Lithuanian work councils more flexible way to protect employee interests
The concept "work council" conjures up various images for employers. Some are inherently opposed to anything that might expand employee influence over the workplace, and they see work councils as yet another effort to encroach upon employer prerogatives. Yet a case can be made that, even for employers who adamantly seek to retain maximum control, work councils may be beneficial.
Before the new Labor Code of the Republic of Lithuania came into force about a year ago, only trade unions had the right, and possibility, to represent and protect the interests of employees. The new Labor Code introduced work councils as an alternative possibility to represent and protect the rights of employees and represent their interests.
Certain preconditions exist for formation of work councils: They can only be formed at enterprises, institutions or organizations having no functioning trade union, or where the employee collective has not delegated representation and protection of their interests to a trade union of the appropriate sector of economic activity. Work councils can only be formed at workplaces with not be less than 20 employees.

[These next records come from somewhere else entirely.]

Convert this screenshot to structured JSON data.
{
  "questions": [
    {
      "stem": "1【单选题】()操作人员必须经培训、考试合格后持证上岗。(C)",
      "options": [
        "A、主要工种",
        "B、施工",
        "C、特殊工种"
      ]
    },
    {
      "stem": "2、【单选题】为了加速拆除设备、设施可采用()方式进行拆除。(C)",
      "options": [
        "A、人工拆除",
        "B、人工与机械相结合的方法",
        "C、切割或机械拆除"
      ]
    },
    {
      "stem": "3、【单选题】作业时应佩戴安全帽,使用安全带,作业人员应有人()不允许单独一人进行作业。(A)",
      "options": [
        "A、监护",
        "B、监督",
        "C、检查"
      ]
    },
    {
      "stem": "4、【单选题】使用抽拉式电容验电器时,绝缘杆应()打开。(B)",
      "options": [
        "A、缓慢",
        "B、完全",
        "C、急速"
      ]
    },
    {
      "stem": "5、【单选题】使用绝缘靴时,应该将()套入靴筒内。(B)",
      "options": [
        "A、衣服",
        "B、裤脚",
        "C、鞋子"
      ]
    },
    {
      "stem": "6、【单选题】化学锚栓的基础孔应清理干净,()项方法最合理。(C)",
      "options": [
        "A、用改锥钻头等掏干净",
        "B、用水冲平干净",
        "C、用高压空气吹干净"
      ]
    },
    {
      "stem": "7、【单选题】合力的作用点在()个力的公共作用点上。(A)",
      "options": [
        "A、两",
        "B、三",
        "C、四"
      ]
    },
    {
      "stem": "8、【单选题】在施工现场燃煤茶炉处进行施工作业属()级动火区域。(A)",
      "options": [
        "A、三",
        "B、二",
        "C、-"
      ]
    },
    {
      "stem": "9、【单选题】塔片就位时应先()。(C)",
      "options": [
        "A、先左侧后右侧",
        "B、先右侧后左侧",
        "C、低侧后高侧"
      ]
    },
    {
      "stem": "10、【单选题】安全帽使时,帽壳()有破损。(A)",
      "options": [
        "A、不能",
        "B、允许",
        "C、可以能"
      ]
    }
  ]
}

The Labor Code deals with a number of areas pertaining to working conditions that are generally of interest to employers, such as: work and rest conditions, flexible working time, material liability and cases where fixed-term employment contracts may be concluded on other grounds than provided for in the law. Where an employer wishes to implement company wide policies in such matters and would like to have widespread employee support for his/her initiatives, he/she may find that having the support of a work council beneficial.
In Lithuania, obligations assumed through collective representation are mandatory for all employees working at the enterprise, regardless of whether a particular employee has expressed his will or not. This means, for example, that provisions of the concluded collective bargaining agreement will be compulsory for all employees. It also means that employees must follow the internal working regulations that have been developed and coordinated with the representatives of the employees and further approved by the employer.
Arguably, as a consequence of having a work council in place, the interests of the employer are potentially more secured in that there is a mechanism to bind the employees to certain company wide policies without the potential stigma of unilateral implementation 's and without the presence of the more intrusive and perhaps more potentially adversarial employer-union relationship.
Workers have the last say on this, as the question of whether or not to form a work council is the prerogative of employees. Unlike trade unions, work councils may function only within a specific enterprise and are not entitled to deal with issues that are under laws of exclusive competence of the trade unions. Thus the councils' powers to influence employers are limited to a certain extent. The formation, structure and principles of operation of work councils are less sophisticated compared with trade unions.
As with most things, the devil is in the details, and an effective relationship between employer and workers' council requires effort on both sides. Still, for some employers, it may be beneficial to have their employees linked together in a work council as a mechanism to empower both sides to resolve work organization issues of common interests expeditiously and effectively.
Jurevicius, Balciunas & Bartkus is a member of Baltic Legal Solutions, a pan-Baltic integrated legal network of law firms which includes Teder Glikman & Partnerid in Estonia and Kronbergs & Cukste in Latvia, dedicated to providing a quality 'one-stop shop' approach to clients' needs in the Baltics.